[Records to use]:
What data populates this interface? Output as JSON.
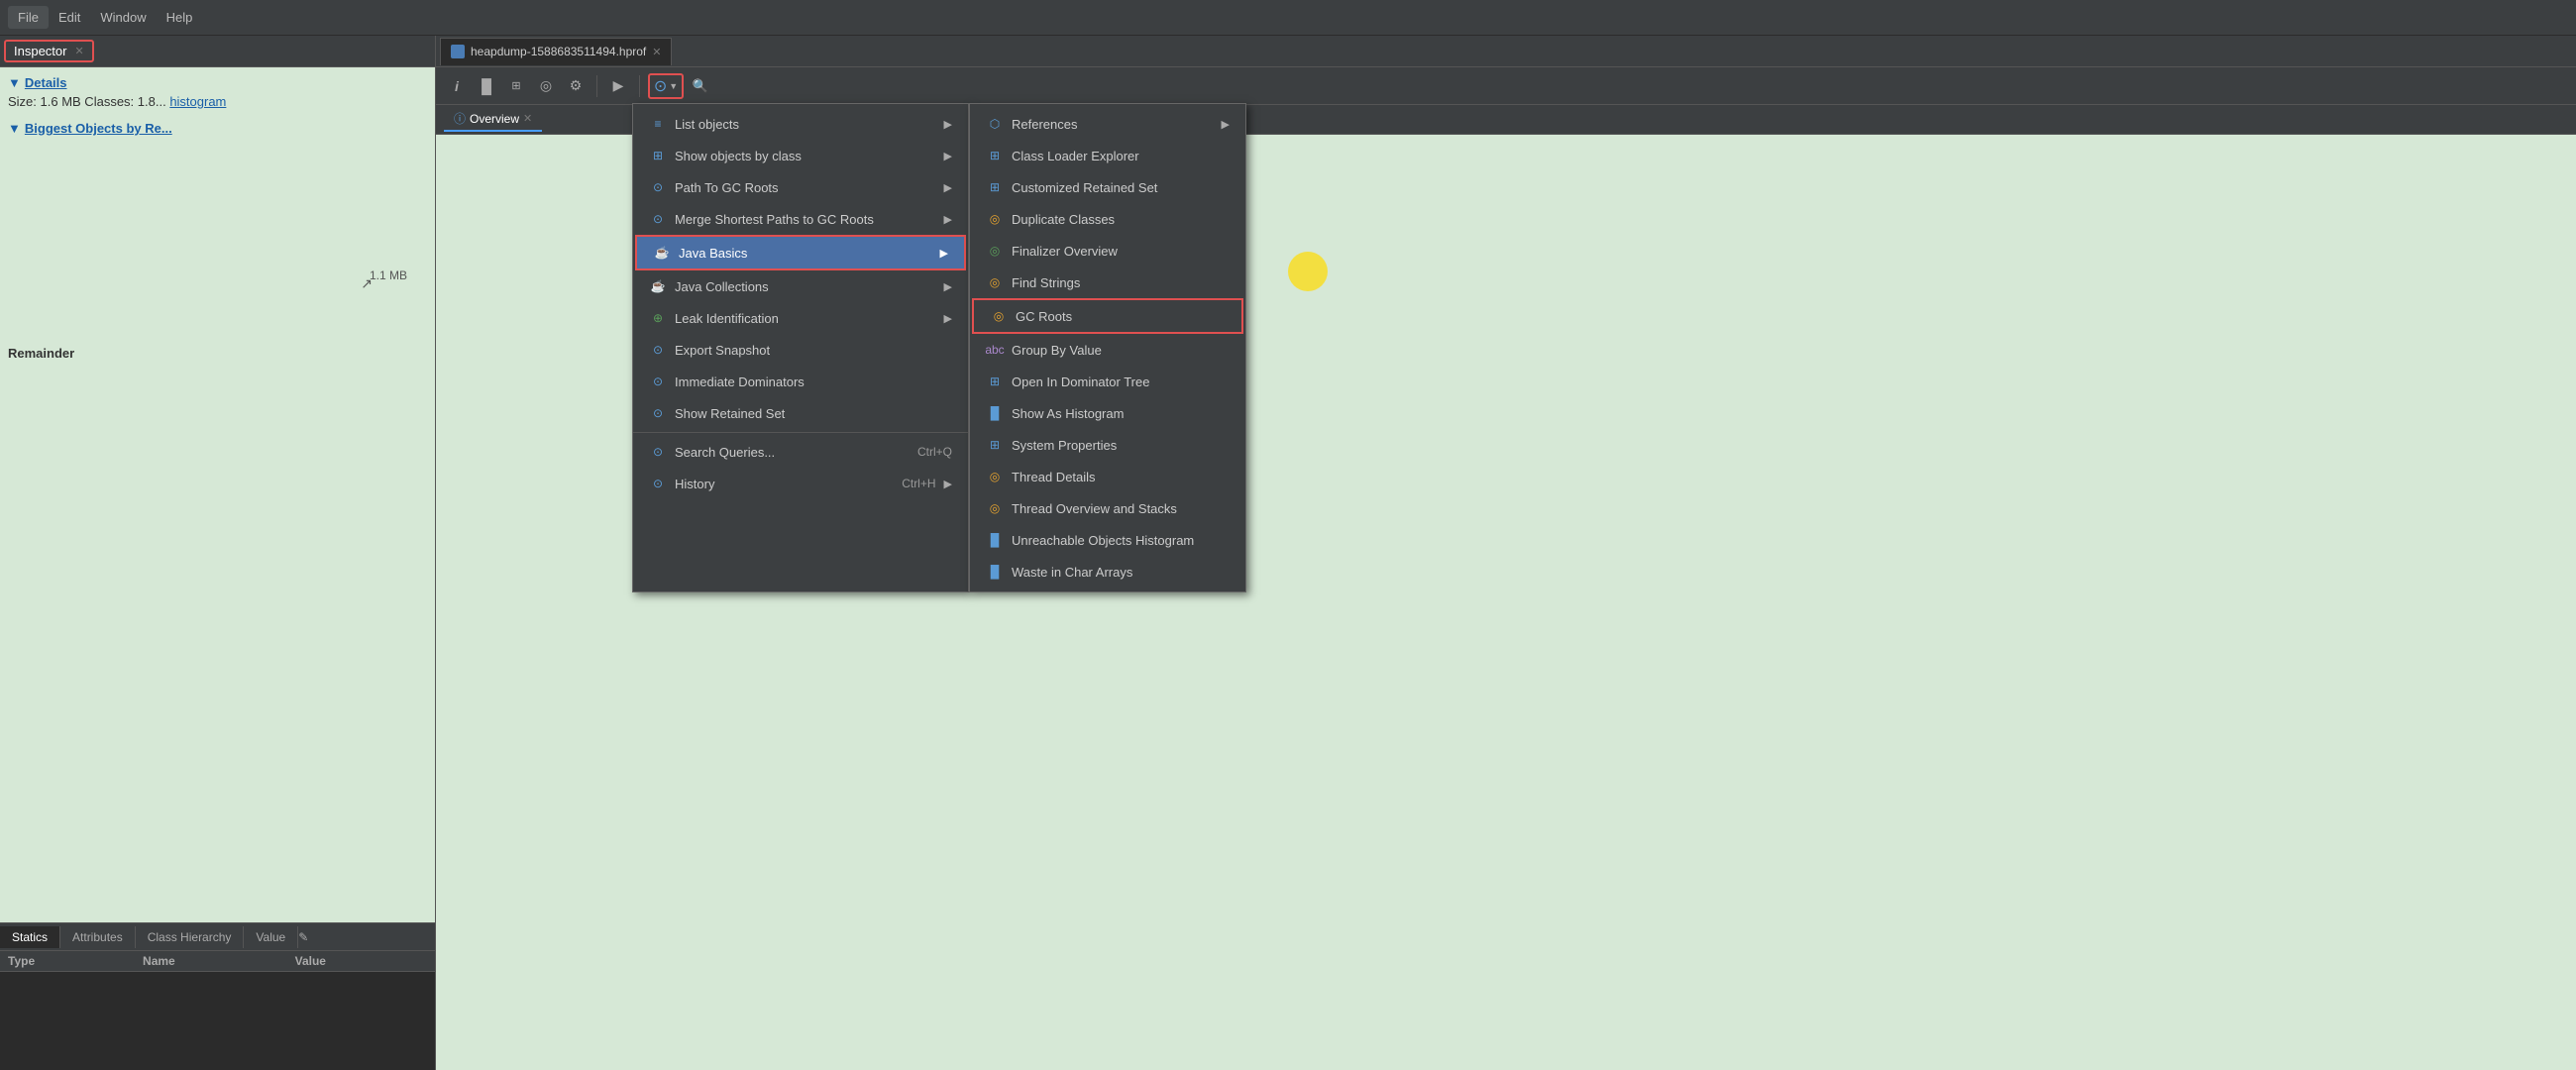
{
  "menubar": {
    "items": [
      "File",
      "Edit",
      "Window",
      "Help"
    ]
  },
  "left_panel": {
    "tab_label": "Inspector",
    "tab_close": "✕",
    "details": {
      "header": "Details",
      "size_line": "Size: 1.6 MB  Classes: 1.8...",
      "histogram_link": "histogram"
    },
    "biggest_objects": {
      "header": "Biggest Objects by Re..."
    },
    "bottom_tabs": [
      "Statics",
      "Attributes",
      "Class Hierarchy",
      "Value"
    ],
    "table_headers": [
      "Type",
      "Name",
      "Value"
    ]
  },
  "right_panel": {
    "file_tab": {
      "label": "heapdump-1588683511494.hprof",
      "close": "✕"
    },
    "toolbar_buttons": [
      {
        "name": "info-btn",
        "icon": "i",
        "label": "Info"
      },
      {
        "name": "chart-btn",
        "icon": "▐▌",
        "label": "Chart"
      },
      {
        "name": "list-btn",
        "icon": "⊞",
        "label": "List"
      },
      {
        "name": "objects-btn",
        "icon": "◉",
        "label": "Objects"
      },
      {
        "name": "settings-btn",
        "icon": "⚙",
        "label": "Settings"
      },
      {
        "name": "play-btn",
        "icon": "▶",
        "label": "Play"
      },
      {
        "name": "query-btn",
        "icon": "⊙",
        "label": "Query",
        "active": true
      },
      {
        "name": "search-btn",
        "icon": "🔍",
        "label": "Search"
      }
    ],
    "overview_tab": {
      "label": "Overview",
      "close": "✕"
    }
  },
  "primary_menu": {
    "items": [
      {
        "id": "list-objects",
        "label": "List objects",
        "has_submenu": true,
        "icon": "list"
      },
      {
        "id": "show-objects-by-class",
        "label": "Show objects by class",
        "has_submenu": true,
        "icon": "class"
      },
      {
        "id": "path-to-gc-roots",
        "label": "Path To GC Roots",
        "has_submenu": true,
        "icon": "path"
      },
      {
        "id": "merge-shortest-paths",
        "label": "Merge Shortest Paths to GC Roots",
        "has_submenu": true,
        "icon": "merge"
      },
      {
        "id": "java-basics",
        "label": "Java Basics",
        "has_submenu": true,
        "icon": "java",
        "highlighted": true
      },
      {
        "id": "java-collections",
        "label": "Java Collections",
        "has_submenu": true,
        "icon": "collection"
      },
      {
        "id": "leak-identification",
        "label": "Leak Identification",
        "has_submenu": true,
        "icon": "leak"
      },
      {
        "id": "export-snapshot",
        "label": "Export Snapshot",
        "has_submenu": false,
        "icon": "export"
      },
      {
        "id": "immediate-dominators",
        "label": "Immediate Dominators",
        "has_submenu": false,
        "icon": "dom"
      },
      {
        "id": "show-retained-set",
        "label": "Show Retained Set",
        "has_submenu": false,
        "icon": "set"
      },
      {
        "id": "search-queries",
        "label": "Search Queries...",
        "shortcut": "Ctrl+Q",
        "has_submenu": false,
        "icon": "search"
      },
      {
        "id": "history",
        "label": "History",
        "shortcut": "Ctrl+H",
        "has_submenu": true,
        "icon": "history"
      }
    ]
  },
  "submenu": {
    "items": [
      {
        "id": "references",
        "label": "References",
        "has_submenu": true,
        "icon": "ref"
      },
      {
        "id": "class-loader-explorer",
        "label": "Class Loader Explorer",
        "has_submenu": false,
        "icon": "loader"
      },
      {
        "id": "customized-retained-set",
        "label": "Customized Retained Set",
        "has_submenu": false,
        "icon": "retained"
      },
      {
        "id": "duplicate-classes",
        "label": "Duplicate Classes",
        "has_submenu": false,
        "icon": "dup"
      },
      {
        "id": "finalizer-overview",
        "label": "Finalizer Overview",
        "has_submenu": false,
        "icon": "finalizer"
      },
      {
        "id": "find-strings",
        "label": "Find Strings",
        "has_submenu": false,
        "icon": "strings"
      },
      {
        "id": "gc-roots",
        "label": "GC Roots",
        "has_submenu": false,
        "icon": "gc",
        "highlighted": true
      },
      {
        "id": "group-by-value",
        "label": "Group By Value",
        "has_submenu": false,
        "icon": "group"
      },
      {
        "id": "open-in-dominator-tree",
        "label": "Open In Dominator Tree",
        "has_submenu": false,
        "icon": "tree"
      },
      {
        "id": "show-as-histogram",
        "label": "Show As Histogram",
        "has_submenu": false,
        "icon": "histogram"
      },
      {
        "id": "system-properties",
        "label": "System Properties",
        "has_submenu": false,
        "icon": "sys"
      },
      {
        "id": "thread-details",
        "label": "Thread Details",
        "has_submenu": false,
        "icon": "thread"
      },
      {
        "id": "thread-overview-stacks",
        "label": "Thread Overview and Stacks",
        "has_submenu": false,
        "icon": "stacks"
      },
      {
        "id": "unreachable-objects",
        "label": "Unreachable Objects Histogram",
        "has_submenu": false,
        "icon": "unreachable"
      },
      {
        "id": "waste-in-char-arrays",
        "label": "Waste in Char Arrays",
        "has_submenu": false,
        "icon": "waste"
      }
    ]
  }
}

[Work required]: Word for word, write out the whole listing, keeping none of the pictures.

[Result of the task]:
What data populates this interface? Output as JSON.
{
  "menubar": {
    "items": [
      "File",
      "Edit",
      "Window",
      "Help"
    ]
  },
  "left_panel": {
    "tab_label": "Inspector",
    "tab_close": "✕",
    "details": {
      "header": "Details",
      "size_line": "Size: 1.6 MB  Classes: 1.8...",
      "histogram_link": "histogram"
    },
    "biggest_objects": {
      "header": "Biggest Objects by Re..."
    },
    "bottom_tabs": [
      "Statics",
      "Attributes",
      "Class Hierarchy",
      "Value"
    ],
    "table_headers": [
      "Type",
      "Name",
      "Value"
    ]
  },
  "right_panel": {
    "file_tab": {
      "label": "heapdump-1588683511494.hprof",
      "close": "✕"
    },
    "toolbar_buttons": [
      {
        "name": "info-btn",
        "icon": "i",
        "label": "Info"
      },
      {
        "name": "chart-btn",
        "icon": "▐▌",
        "label": "Chart"
      },
      {
        "name": "list-btn",
        "icon": "⊞",
        "label": "List"
      },
      {
        "name": "objects-btn",
        "icon": "◉",
        "label": "Objects"
      },
      {
        "name": "settings-btn",
        "icon": "⚙",
        "label": "Settings"
      },
      {
        "name": "play-btn",
        "icon": "▶",
        "label": "Play"
      },
      {
        "name": "query-btn",
        "icon": "⊙",
        "label": "Query",
        "active": true
      },
      {
        "name": "search-btn",
        "icon": "🔍",
        "label": "Search"
      }
    ],
    "overview_tab": {
      "label": "Overview",
      "close": "✕"
    }
  },
  "primary_menu": {
    "items": [
      {
        "id": "list-objects",
        "label": "List objects",
        "has_submenu": true,
        "icon": "list"
      },
      {
        "id": "show-objects-by-class",
        "label": "Show objects by class",
        "has_submenu": true,
        "icon": "class"
      },
      {
        "id": "path-to-gc-roots",
        "label": "Path To GC Roots",
        "has_submenu": true,
        "icon": "path"
      },
      {
        "id": "merge-shortest-paths",
        "label": "Merge Shortest Paths to GC Roots",
        "has_submenu": true,
        "icon": "merge"
      },
      {
        "id": "java-basics",
        "label": "Java Basics",
        "has_submenu": true,
        "icon": "java",
        "highlighted": true
      },
      {
        "id": "java-collections",
        "label": "Java Collections",
        "has_submenu": true,
        "icon": "collection"
      },
      {
        "id": "leak-identification",
        "label": "Leak Identification",
        "has_submenu": true,
        "icon": "leak"
      },
      {
        "id": "export-snapshot",
        "label": "Export Snapshot",
        "has_submenu": false,
        "icon": "export"
      },
      {
        "id": "immediate-dominators",
        "label": "Immediate Dominators",
        "has_submenu": false,
        "icon": "dom"
      },
      {
        "id": "show-retained-set",
        "label": "Show Retained Set",
        "has_submenu": false,
        "icon": "set"
      },
      {
        "id": "search-queries",
        "label": "Search Queries...",
        "shortcut": "Ctrl+Q",
        "has_submenu": false,
        "icon": "search"
      },
      {
        "id": "history",
        "label": "History",
        "shortcut": "Ctrl+H",
        "has_submenu": true,
        "icon": "history"
      }
    ]
  },
  "submenu": {
    "items": [
      {
        "id": "references",
        "label": "References",
        "has_submenu": true,
        "icon": "ref"
      },
      {
        "id": "class-loader-explorer",
        "label": "Class Loader Explorer",
        "has_submenu": false,
        "icon": "loader"
      },
      {
        "id": "customized-retained-set",
        "label": "Customized Retained Set",
        "has_submenu": false,
        "icon": "retained"
      },
      {
        "id": "duplicate-classes",
        "label": "Duplicate Classes",
        "has_submenu": false,
        "icon": "dup"
      },
      {
        "id": "finalizer-overview",
        "label": "Finalizer Overview",
        "has_submenu": false,
        "icon": "finalizer"
      },
      {
        "id": "find-strings",
        "label": "Find Strings",
        "has_submenu": false,
        "icon": "strings"
      },
      {
        "id": "gc-roots",
        "label": "GC Roots",
        "has_submenu": false,
        "icon": "gc",
        "highlighted": true
      },
      {
        "id": "group-by-value",
        "label": "Group By Value",
        "has_submenu": false,
        "icon": "group"
      },
      {
        "id": "open-in-dominator-tree",
        "label": "Open In Dominator Tree",
        "has_submenu": false,
        "icon": "tree"
      },
      {
        "id": "show-as-histogram",
        "label": "Show As Histogram",
        "has_submenu": false,
        "icon": "histogram"
      },
      {
        "id": "system-properties",
        "label": "System Properties",
        "has_submenu": false,
        "icon": "sys"
      },
      {
        "id": "thread-details",
        "label": "Thread Details",
        "has_submenu": false,
        "icon": "thread"
      },
      {
        "id": "thread-overview-stacks",
        "label": "Thread Overview and Stacks",
        "has_submenu": false,
        "icon": "stacks"
      },
      {
        "id": "unreachable-objects",
        "label": "Unreachable Objects Histogram",
        "has_submenu": false,
        "icon": "unreachable"
      },
      {
        "id": "waste-in-char-arrays",
        "label": "Waste in Char Arrays",
        "has_submenu": false,
        "icon": "waste"
      }
    ]
  }
}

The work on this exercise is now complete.